Information Technology 109
ITEC 109: Problem Solving and Programming (GE)
Credit Hours: (3) Two hours lecture; two hours laboratory
An introduction to problem solving using programming. Topics include a survey of techniques used in problem solving, methods for representing the solution of a problem as an algorithm and the implementation of an algorithm as a computer program.
Note(s): General Education and Scientific and Quantitative Reasoning designated course. Students that have earned credit for ITEC 120 cannot subsequently earn credit for ITEC 109. Students may not take ITEC 109 and ITEC 120 concurrently.
Detailed Description of Content of Course
a. Computer systems
b. Problem solving and programming
d. Pseudo code
2. Introduction to Programming
a. Problem specification and top-down design
b. Stepwise refinement
c. Programming environment
e. Input and output
f. Assignment statements and precedence
3. Data Structures
4. Control structures
a. If statements
b. While statements
c. For Loop Statements
5. Additional concepts
a. Procedures without parameters
b. Introduction to Object –Oriented topics
Detailed Description of Conduct of Course
Concepts of programming and algorithm development are covered in the lecture portion of the course. Students write programs to reinforce these concepts. The closed laboratory provides the opportunity for close contact between the student and the instructor while the student is designing and implementing programs. The lab time may also be used to cover specific programming language details.
Student Goals and Objectives of the Course
Students who complete the course will be able to:
1. Describe the operation and result of existing programs.

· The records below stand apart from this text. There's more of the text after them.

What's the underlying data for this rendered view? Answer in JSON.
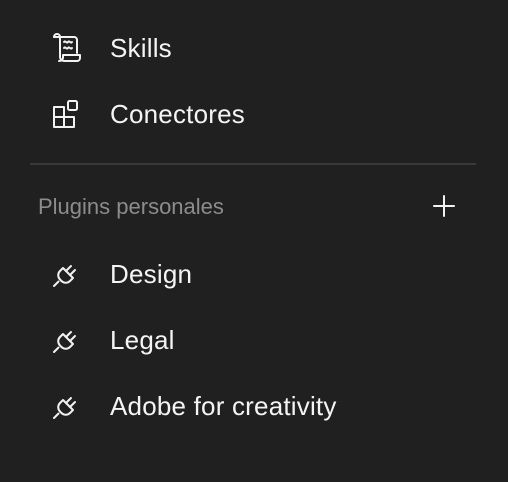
{
  "menu": {
    "items": [
      {
        "label": "Skills",
        "icon": "scroll-icon"
      },
      {
        "label": "Conectores",
        "icon": "connectors-grid-icon"
      }
    ]
  },
  "plugins": {
    "section_title": "Plugins personales",
    "add_icon": "plus-icon",
    "items": [
      {
        "label": "Design",
        "icon": "plug-icon"
      },
      {
        "label": "Legal",
        "icon": "plug-icon"
      },
      {
        "label": "Adobe for creativity",
        "icon": "plug-icon"
      }
    ]
  },
  "colors": {
    "background": "#202020",
    "text": "#f4f4f4",
    "muted_text": "#8c8c8c",
    "divider": "#393939"
  }
}
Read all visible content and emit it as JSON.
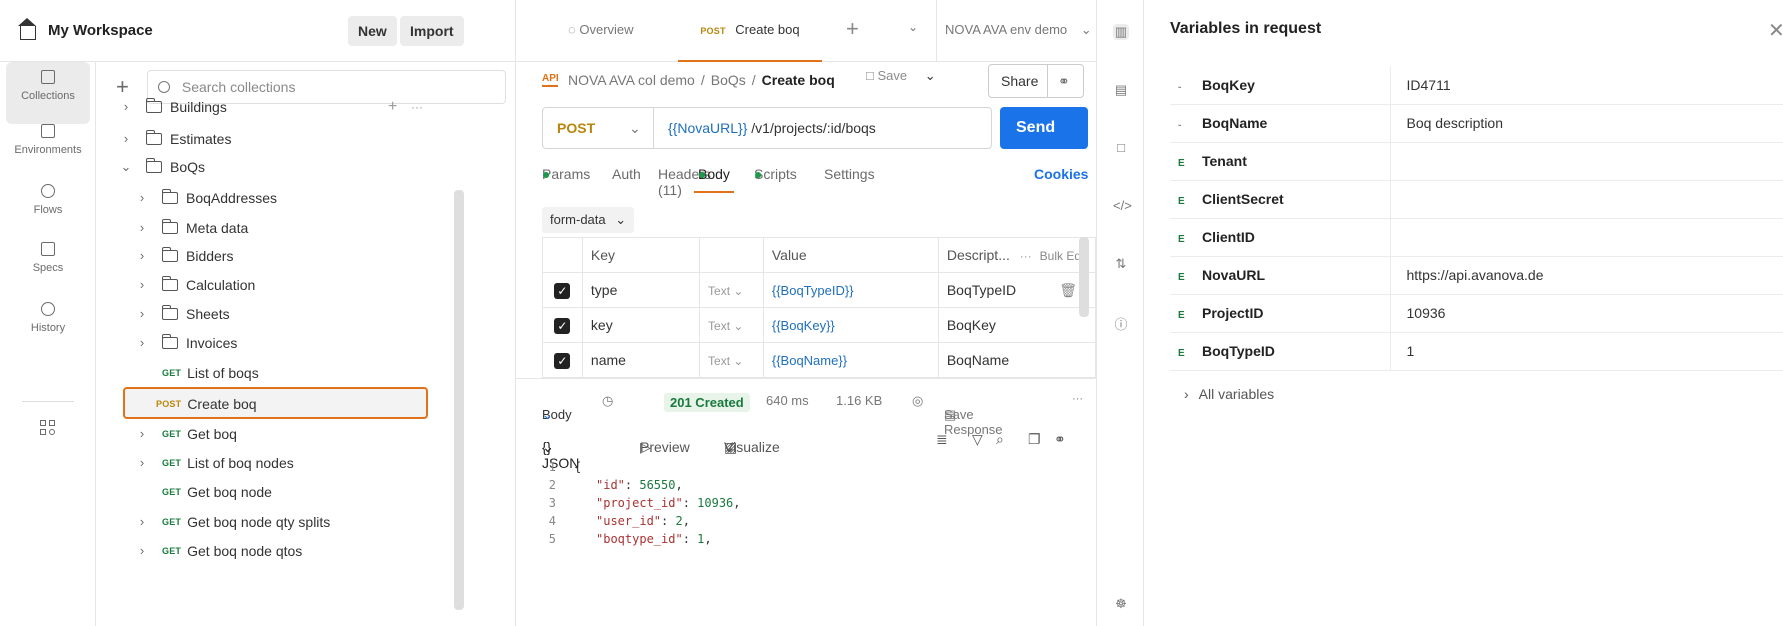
{
  "workspace": {
    "title": "My Workspace",
    "new_label": "New",
    "import_label": "Import"
  },
  "rail": [
    {
      "label": "Collections",
      "icon": "collections-icon"
    },
    {
      "label": "Environments",
      "icon": "environments-icon"
    },
    {
      "label": "Flows",
      "icon": "flows-icon"
    },
    {
      "label": "Specs",
      "icon": "specs-icon"
    },
    {
      "label": "History",
      "icon": "history-icon"
    }
  ],
  "search": {
    "placeholder": "Search collections"
  },
  "tree": {
    "buildings": "Buildings",
    "estimates": "Estimates",
    "boqs": "BoQs",
    "folders": [
      "BoqAddresses",
      "Meta data",
      "Bidders",
      "Calculation",
      "Sheets",
      "Invoices"
    ],
    "requests": [
      {
        "method": "GET",
        "name": "List of boqs"
      },
      {
        "method": "POST",
        "name": "Create boq"
      },
      {
        "method": "GET",
        "name": "Get boq"
      },
      {
        "method": "GET",
        "name": "List of boq nodes"
      },
      {
        "method": "GET",
        "name": "Get boq node"
      },
      {
        "method": "GET",
        "name": "Get boq node qty splits"
      },
      {
        "method": "GET",
        "name": "Get boq node qtos"
      }
    ]
  },
  "tabs": {
    "overview": "Overview",
    "active_method": "POST",
    "active_name": "Create boq",
    "env": "NOVA AVA env demo"
  },
  "breadcrumb": {
    "collection": "NOVA AVA col demo",
    "folder": "BoQs",
    "current": "Create boq",
    "sep": "/"
  },
  "actions": {
    "save": "Save",
    "share": "Share",
    "send": "Send"
  },
  "request": {
    "method": "POST",
    "url_var": "{{NovaURL}}",
    "url_path": " /v1/projects/:id/boqs"
  },
  "req_tabs": {
    "params": "Params",
    "auth": "Auth",
    "headers": "Headers (11)",
    "body": "Body",
    "scripts": "Scripts",
    "settings": "Settings",
    "cookies": "Cookies"
  },
  "body_mode": "form-data",
  "kv_header": {
    "key": "Key",
    "value": "Value",
    "desc": "Descript...",
    "more": "···",
    "bulk": "Bulk Edit"
  },
  "kv_rows": [
    {
      "key": "type",
      "type": "Text",
      "value": "{{BoqTypeID}}",
      "desc": "BoqTypeID"
    },
    {
      "key": "key",
      "type": "Text",
      "value": "{{BoqKey}}",
      "desc": "BoqKey"
    },
    {
      "key": "name",
      "type": "Text",
      "value": "{{BoqName}}",
      "desc": "BoqName"
    }
  ],
  "response": {
    "label": "Body",
    "status": "201 Created",
    "time": "640 ms",
    "size": "1.16 KB",
    "save": "Save Response",
    "format": "{} JSON",
    "preview": "Preview",
    "visualize": "Visualize"
  },
  "json_lines": [
    {
      "n": "1",
      "text": "{"
    },
    {
      "n": "2",
      "key": "\"id\"",
      "val": "56550"
    },
    {
      "n": "3",
      "key": "\"project_id\"",
      "val": "10936"
    },
    {
      "n": "4",
      "key": "\"user_id\"",
      "val": "2"
    },
    {
      "n": "5",
      "key": "\"boqtype_id\"",
      "val": "1"
    }
  ],
  "vars_panel": {
    "title": "Variables in request",
    "rows": [
      {
        "badge": "-",
        "name": "BoqKey",
        "value": "ID4711"
      },
      {
        "badge": "-",
        "name": "BoqName",
        "value": "Boq description"
      },
      {
        "badge": "E",
        "name": "Tenant",
        "value": ""
      },
      {
        "badge": "E",
        "name": "ClientSecret",
        "value": ""
      },
      {
        "badge": "E",
        "name": "ClientID",
        "value": ""
      },
      {
        "badge": "E",
        "name": "NovaURL",
        "value": "https://api.avanova.de"
      },
      {
        "badge": "E",
        "name": "ProjectID",
        "value": "10936"
      },
      {
        "badge": "E",
        "name": "BoqTypeID",
        "value": "1"
      }
    ],
    "all_vars": "All variables"
  },
  "colors": {
    "accent": "#e0731a",
    "send": "#1a73e8",
    "get": "#1a7a3c",
    "post": "#b8860b"
  }
}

2. Solve problems by developing algorithms and selecting appropriate data types.
3. Implement algorithms as well‑structured computer program.
Student achievement is measured by tests and evaluation of homework and programming assignments.
Other Course Information
Review and Approval
October 2004 new course Joseph Chase, Chair
April 15, 2009 Updated Arthur E. Carter, Chair
October 10, 2010 Updated Arthur E. Carter, Chair
March 01, 2021